It’s been taking up space ever since I bought a large bag for mac&cheese. I’ve made the mac&cheese but most of the bag remains.
Outside, the summer days are winding down and there’s a distinct promise of autumn in the air. On the weekend my neighbors shuttered their place for the season and their daughter mournfully told me that school starts next week. Based on her gangly frame and metal braced smile, I’m guessing she’s in middle school. It’s been several life times since I’ve been in school but I do remember my university days.
I remember the anticipation of September, of new semesters and syllabuses, of new books and class schedules. Of returning room mates who’d boast of summer jobs and conquests.
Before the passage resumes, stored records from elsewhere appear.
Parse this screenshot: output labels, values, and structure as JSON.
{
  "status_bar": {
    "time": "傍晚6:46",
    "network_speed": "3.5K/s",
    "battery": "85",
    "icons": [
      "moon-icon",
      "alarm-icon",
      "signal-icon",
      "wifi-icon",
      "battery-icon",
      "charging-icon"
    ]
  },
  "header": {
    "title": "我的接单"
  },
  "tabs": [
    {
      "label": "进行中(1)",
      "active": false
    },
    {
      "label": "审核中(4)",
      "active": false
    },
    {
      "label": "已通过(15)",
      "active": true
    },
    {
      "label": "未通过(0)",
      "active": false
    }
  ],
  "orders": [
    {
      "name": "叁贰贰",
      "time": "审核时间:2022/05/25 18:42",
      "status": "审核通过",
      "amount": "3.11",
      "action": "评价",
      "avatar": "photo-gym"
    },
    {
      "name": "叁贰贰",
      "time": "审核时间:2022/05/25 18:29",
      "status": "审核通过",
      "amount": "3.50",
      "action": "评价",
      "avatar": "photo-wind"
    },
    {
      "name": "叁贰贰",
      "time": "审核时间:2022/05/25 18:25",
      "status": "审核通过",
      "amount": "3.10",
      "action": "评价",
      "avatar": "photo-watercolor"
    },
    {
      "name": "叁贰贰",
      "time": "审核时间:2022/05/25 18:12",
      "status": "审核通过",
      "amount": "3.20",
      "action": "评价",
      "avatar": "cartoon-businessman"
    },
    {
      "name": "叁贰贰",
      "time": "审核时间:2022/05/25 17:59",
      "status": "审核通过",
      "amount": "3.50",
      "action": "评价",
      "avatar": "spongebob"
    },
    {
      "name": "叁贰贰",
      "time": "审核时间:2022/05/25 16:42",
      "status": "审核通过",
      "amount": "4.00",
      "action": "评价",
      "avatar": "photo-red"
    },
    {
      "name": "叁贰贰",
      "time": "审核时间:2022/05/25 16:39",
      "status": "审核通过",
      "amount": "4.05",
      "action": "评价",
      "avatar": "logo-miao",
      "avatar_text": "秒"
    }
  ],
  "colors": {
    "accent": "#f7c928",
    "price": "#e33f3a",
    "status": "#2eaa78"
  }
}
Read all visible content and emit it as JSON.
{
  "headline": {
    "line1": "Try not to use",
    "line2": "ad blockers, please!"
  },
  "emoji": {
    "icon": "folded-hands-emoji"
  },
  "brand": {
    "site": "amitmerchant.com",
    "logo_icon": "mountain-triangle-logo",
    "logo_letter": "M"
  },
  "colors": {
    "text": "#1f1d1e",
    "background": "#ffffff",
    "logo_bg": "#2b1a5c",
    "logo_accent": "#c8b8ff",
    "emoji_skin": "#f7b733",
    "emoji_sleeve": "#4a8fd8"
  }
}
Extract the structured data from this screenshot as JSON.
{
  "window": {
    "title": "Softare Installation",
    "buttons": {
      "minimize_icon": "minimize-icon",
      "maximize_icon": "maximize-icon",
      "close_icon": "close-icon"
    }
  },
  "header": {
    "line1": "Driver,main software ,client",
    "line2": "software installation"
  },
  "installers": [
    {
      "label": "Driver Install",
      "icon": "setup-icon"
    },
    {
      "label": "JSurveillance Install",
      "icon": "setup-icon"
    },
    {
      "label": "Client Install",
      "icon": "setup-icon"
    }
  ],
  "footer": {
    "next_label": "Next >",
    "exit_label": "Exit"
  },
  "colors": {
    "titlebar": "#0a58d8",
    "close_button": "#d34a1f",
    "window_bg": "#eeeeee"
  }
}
During our first week back, Ed would fire up his old Pontiac and we’d go buy a month’s supply of groceries. My room mates, Ed and Bee were grad students, older and wiser than me in the art of shopping on a student budget. While I eagerly surveyed the cookie aisle, they’d fill the cart with vegetables, pasta and cheap cuts of meat.
At home Ed would break down the meat packages into smaller portions, then label and freeze them for week day meals. Bee would quickly store the cans of tomatoes, beans and soup – labels facing forward, like on like, stacked with larger cans in the back and shorter cans in front. No surprise that my room mates were microbiology grads and research assistants; diametrically opposite to my undergrad General-Science-maybe-Arts character.
Most of the dishes cooked were stir fries of veg, meat and veg with liberal doses of garlic, ginger and sauce for flavor. Everything was cooked in one pot. Partly for wash-up efficiency, partly because we only had the one pot. One of my room mate’s standby was macaroni and bully beef.
If you grew up in any of the British colonies, you’ve probably heard of bully beef. It’s called corned beef on the can but is as different from corned beef as SPAM is from ham. Cans of bully beef were field rations for British soldiers during the Boer, WW I and WW II wars. In places where there was a heavy British presence, it infiltrated the kitchens and became part of the local cuisine.
Growing up, I enjoyed bully beef hot, spiced with chili peppers or cold, sliced with crunchy raw onions. Prior to my university days, I had never eaten macaroni and bully beef.
Which in a very round about way, is how I finally decided to cook the macaroni in my pantry.
The recipe is very basic. Cook macaroni. Dice and cook one yellow onion. Add bully beef with a squirt of ketchup and lots of black pepper. Add any other vegetable that makes sense. Eat hot and when very very hungry.
This is not a gourmet, Instagram friendly dish. Hence no picture. Suffice to say it is hearty student food. I scooped a steaming bowlful, settled down for dinner on the balcony and said a nostalgic goodbye to the dying days of summer.
Ucluelet, Vancouver Island. August 2019